  • Dodge Ram SRT-10, which is in the Guinness Book of World Records in the "fastest production pickup"
  • The Dodge Ram Cummins 600, with 600 lb-ft of torque, which is said to be the most in the category.

What's happening at Chrysler in the light-truck market is a continuation of what it has been doing since the '94 Ram pickup came out. Rick Anerios, vice president, Jeep®/Truck & Component Design, recalls of that time: "We were clearly a non-player. We knew we had to break out of the mold. We were looking at trucks that looked very much like Chevys and Fords at the time. Thankfully, our management demanded we break new ground. We created the drop-fender, over-the-road kind of look with that vehicle." A goal was that they would produce a look that someone who was looking in a rear-view mirror would be able to identify as Dodge even from 100 yards away. And by installing the HEMI and by creating the 500-hp, asphalt-blistering SRT-10, the vehicle seen in the rear-view mirror wouldn't be there long.

Anerios, again: "Some people are going to love these trucks and some are going to hate them. And that's fine with us."

Management then, and now, recognized that in order to be a player, in order to be competitive, there has to be a discernable difference. In the case of Dodge trucks the difference is comparatively smashmouth vis-à-vis the competitors, whether it's Ford and Chevy or Nissan and Toyota. But as Steve Jakubiec, program manager for the 2005 Dodge Dakota points out, today's truck customer wants something that's distinctive, yet not raw: "When we started out the program, 'refinement' was one of our key messages."

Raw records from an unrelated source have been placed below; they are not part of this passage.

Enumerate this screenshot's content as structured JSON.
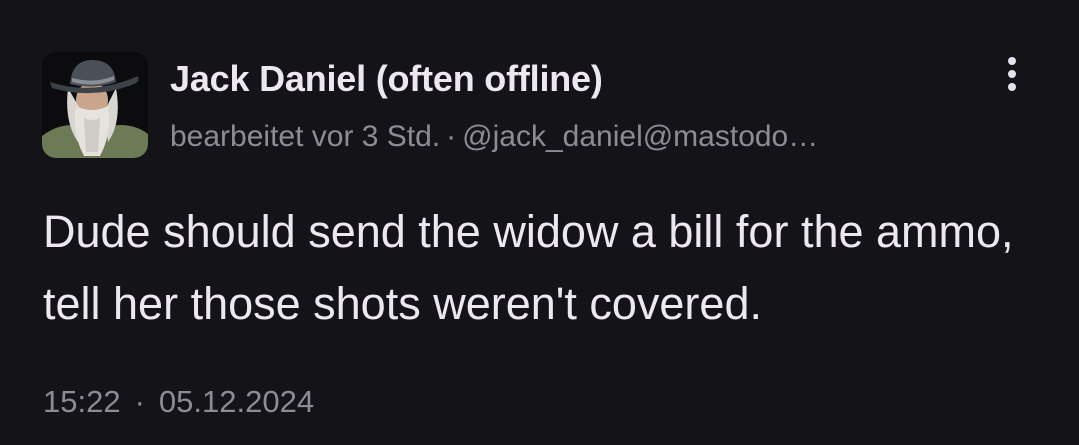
{
  "post": {
    "display_name": "Jack Daniel (often offline)",
    "edited_label": "bearbeitet vor 3 Std.",
    "separator": "·",
    "handle": "@jack_daniel@mastodo…",
    "content": "Dude should send the widow a bill for the ammo, tell her those shots weren't covered.",
    "time": "15:22",
    "date": "05.12.2024"
  },
  "icons": {
    "avatar": "avatar-image",
    "menu": "more-vertical-icon"
  },
  "colors": {
    "background": "#141318",
    "text": "#ece7f1",
    "muted_text": "#8f8b96"
  }
}
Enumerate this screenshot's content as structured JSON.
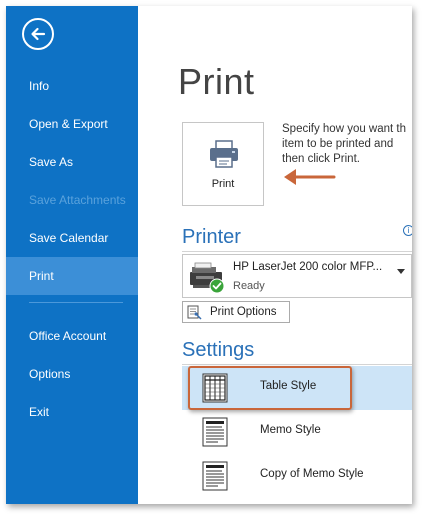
{
  "sidebar": {
    "items": [
      {
        "label": "Info",
        "state": "normal"
      },
      {
        "label": "Open & Export",
        "state": "normal"
      },
      {
        "label": "Save As",
        "state": "normal"
      },
      {
        "label": "Save Attachments",
        "state": "disabled"
      },
      {
        "label": "Save Calendar",
        "state": "normal"
      },
      {
        "label": "Print",
        "state": "active"
      },
      {
        "label": "Office Account",
        "state": "normal"
      },
      {
        "label": "Options",
        "state": "normal"
      },
      {
        "label": "Exit",
        "state": "normal"
      }
    ]
  },
  "main": {
    "title": "Print",
    "print_button": {
      "label": "Print"
    },
    "description": [
      "Specify how you want th",
      "item to be printed and",
      "then click Print."
    ],
    "printer": {
      "heading": "Printer",
      "name": "HP LaserJet 200 color MFP...",
      "status": "Ready",
      "options_label": "Print Options"
    },
    "settings": {
      "heading": "Settings",
      "styles": [
        {
          "label": "Table Style",
          "selected": true
        },
        {
          "label": "Memo Style",
          "selected": false
        },
        {
          "label": "Copy of Memo Style",
          "selected": false
        }
      ]
    }
  },
  "colors": {
    "sidebar_bg": "#0e72c5",
    "sidebar_active": "#3c8fd7",
    "heading_blue": "#2a71b8",
    "selected_bg": "#cde4f7",
    "annotation_orange": "#c9663a"
  }
}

Yes, yes, there's that. There are nice seats in the Dakota. The front side glass is 20% thicker than that in the previous generation, thereby providing a quieter cab. You can get leather. Sirius satellite radio. Cup holders both abundant and functional. Interior fit and finish that is indicative of the new demands that design chief Trevor Creed is insistent about. Etc., etc., etc. But the Dakota is a Dodge truck. It is a vehicle that's clearly one that's meant to fit within the powerful lineup, meant to be something that's clearly different from a Ford Ranger or Chevy Colorado, Nissan Frontier or Toyota Tacoma.

So, not surprisingly, the '05 Dakota is the only vehicle in its class that offers a V8 engine. The vehicle can be fitted with a 287-in3 cast-iron block (OK, it has an aluminum head, as this is the 21st century) V8 that produces 230 hp @ 4,600 rpm and 295 lb-ft of torque @ 3,600 rpm. But because this is Dodge and those guys don't believe in any half measures, there is another V8, a High Output version that will provide in excess of 250 hp and more than 300 lb-ft of torque. (In addition to which: There can be little question that at some point in the foreseeable future, the question that will undoubtedly be asked will be answered with a "Yep." A HEMI-powered SRT 8 is bound to arrive.) So the other guys have 0. Dodge offers two. (The standard engine is a 3.7-liter V6.

Greater power. And a bigger size. The '04 Dakota is long, but the '05 is longer: 218.8 in. (3.7 in. longer). There's 45.2 in. of space between the wheel wells in the bed, which is said to be more than that provided by the competition. The "regular" cab for the '05 Dakota is actually club cab. And the only other cab provides even bigger rear doors: a quad cab. The interior volumes for the club and quad, 55.3 ft3 and 55.8 ft3, respectively, are said to be the biggest in the category. People use these trucks to tow, so there's 7,150 lb. of towing capability, which is said to be best in class. You get the picture.